<<<<

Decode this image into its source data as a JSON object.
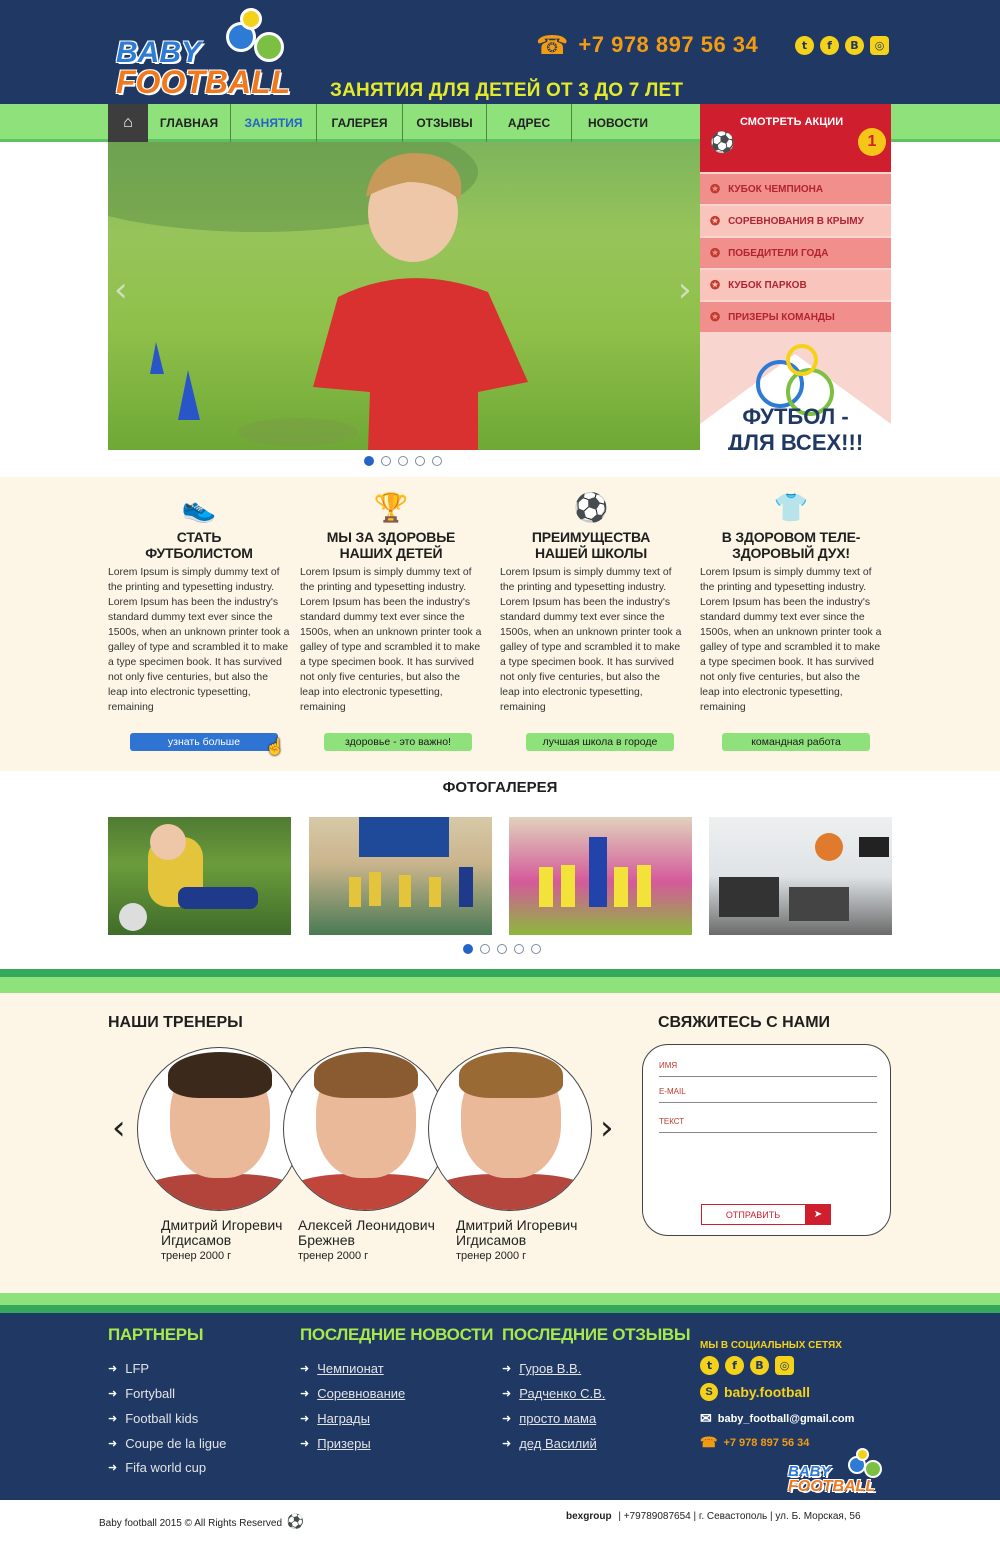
{
  "header": {
    "logo_line1": "BABY",
    "logo_line2": "FOOTBALL",
    "phone": "+7 978 897 56 34",
    "tagline": "ЗАНЯТИЯ ДЛЯ ДЕТЕЙ ОТ 3 ДО 7 ЛЕТ",
    "social": [
      "twitter-icon",
      "facebook-icon",
      "vk-icon",
      "instagram-icon"
    ]
  },
  "nav": {
    "home_icon": "home-icon",
    "items": [
      {
        "label": "ГЛАВНАЯ",
        "active": false
      },
      {
        "label": "ЗАНЯТИЯ",
        "active": true
      },
      {
        "label": "ГАЛЕРЕЯ",
        "active": false
      },
      {
        "label": "ОТЗЫВЫ",
        "active": false
      },
      {
        "label": "АДРЕС",
        "active": false
      },
      {
        "label": "НОВОСТИ",
        "active": false
      }
    ]
  },
  "promo": {
    "title": "СМОТРЕТЬ АКЦИИ",
    "badge": "1",
    "items": [
      "КУБОК ЧЕМПИОНА",
      "СОРЕВНОВАНИЯ В КРЫМУ",
      "ПОБЕДИТЕЛИ ГОДА",
      "КУБОК ПАРКОВ",
      "ПРИЗЕРЫ КОМАНДЫ"
    ],
    "tagline": "ФУТБОЛ - ДЛЯ ВСЕХ!!!"
  },
  "slider": {
    "active_dot": 1,
    "dot_count": 5
  },
  "features": [
    {
      "icon": "boot-icon",
      "title_line1": "СТАТЬ",
      "title_line2": "ФУТБОЛИСТОМ",
      "button": "узнать больше",
      "button_style": "blue",
      "text": "Lorem Ipsum is simply dummy text of the printing and typesetting industry. Lorem Ipsum has been the industry's standard dummy text ever since the 1500s, when an unknown printer took a galley of type and scrambled it to make a type specimen book. It has survived not only five centuries, but also the leap into electronic typesetting, remaining"
    },
    {
      "icon": "trophy-icon",
      "title_line1": "МЫ ЗА ЗДОРОВЬЕ",
      "title_line2": "НАШИХ ДЕТЕЙ",
      "button": "здоровье - это важно!",
      "button_style": "green",
      "text": "Lorem Ipsum is simply dummy text of the printing and typesetting industry. Lorem Ipsum has been the industry's standard dummy text ever since the 1500s, when an unknown printer took a galley of type and scrambled it to make a type specimen book. It has survived not only five centuries, but also the leap into electronic typesetting, remaining"
    },
    {
      "icon": "soccer-ball-icon",
      "title_line1": "ПРЕИМУЩЕСТВА",
      "title_line2": "НАШЕЙ ШКОЛЫ",
      "button": "лучшая школа в городе",
      "button_style": "green",
      "text": "Lorem Ipsum is simply dummy text of the printing and typesetting industry. Lorem Ipsum has been the industry's standard dummy text ever since the 1500s, when an unknown printer took a galley of type and scrambled it to make a type specimen book. It has survived not only five centuries, but also the leap into electronic typesetting, remaining"
    },
    {
      "icon": "jersey-icon",
      "title_line1": "В ЗДОРОВОМ ТЕЛЕ-",
      "title_line2": "ЗДОРОВЫЙ ДУХ!",
      "button": "командная работа",
      "button_style": "green",
      "text": "Lorem Ipsum is simply dummy text of the printing and typesetting industry. Lorem Ipsum has been the industry's standard dummy text ever since the 1500s, when an unknown printer took a galley of type and scrambled it to make a type specimen book. It has survived not only five centuries, but also the leap into electronic typesetting, remaining"
    }
  ],
  "gallery": {
    "title": "ФОТОГАЛЕРЕЯ",
    "active_dot": 1,
    "dot_count": 5
  },
  "trainers": {
    "title": "НАШИ ТРЕНЕРЫ",
    "people": [
      {
        "name_line1": "Дмитрий Игоревич",
        "name_line2": "Игдисамов",
        "role": "тренер 2000 г"
      },
      {
        "name_line1": "Алексей Леонидович",
        "name_line2": "Брежнев",
        "role": "тренер 2000 г"
      },
      {
        "name_line1": "Дмитрий Игоревич",
        "name_line2": "Игдисамов",
        "role": "тренер 2000 г"
      }
    ]
  },
  "contact": {
    "title": "СВЯЖИТЕСЬ С НАМИ",
    "name_placeholder": "ИМЯ",
    "email_placeholder": "E-MAIL",
    "text_placeholder": "ТЕКСТ",
    "submit": "ОТПРАВИТЬ"
  },
  "footer": {
    "partners_title": "ПАРТНЕРЫ",
    "partners": [
      "LFP",
      "Fortyball",
      "Football kids",
      "Coupe de la ligue",
      "Fifa world cup"
    ],
    "news_title": "ПОСЛЕДНИЕ НОВОСТИ",
    "news": [
      "Чемпионат",
      "Соревнование",
      "Награды",
      "Призеры"
    ],
    "reviews_title": "ПОСЛЕДНИЕ ОТЗЫВЫ",
    "reviews": [
      "Гуров В.В.",
      "Радченко С.В.",
      "просто мама",
      "дед Василий"
    ],
    "social_title": "МЫ В СОЦИАЛЬНЫХ СЕТЯХ",
    "skype": "baby.football",
    "email": "baby_football@gmail.com",
    "phone": "+7 978 897 56 34",
    "logo_line1": "BABY",
    "logo_line2": "FOOTBALL"
  },
  "bottom": {
    "copyright": "Baby football 2015 © All Rights Reserved",
    "company": "bexgroup",
    "details": "| +79789087654 | г. Севастополь | ул. Б. Морская, 56"
  },
  "colors": {
    "navy": "#1f3864",
    "green": "#8fe17c",
    "red": "#cf1f2f",
    "yellow": "#e3ea2b",
    "orange": "#f39c12"
  }
}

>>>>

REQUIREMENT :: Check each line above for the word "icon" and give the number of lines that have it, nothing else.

WRITTEN SOLUTION :: 9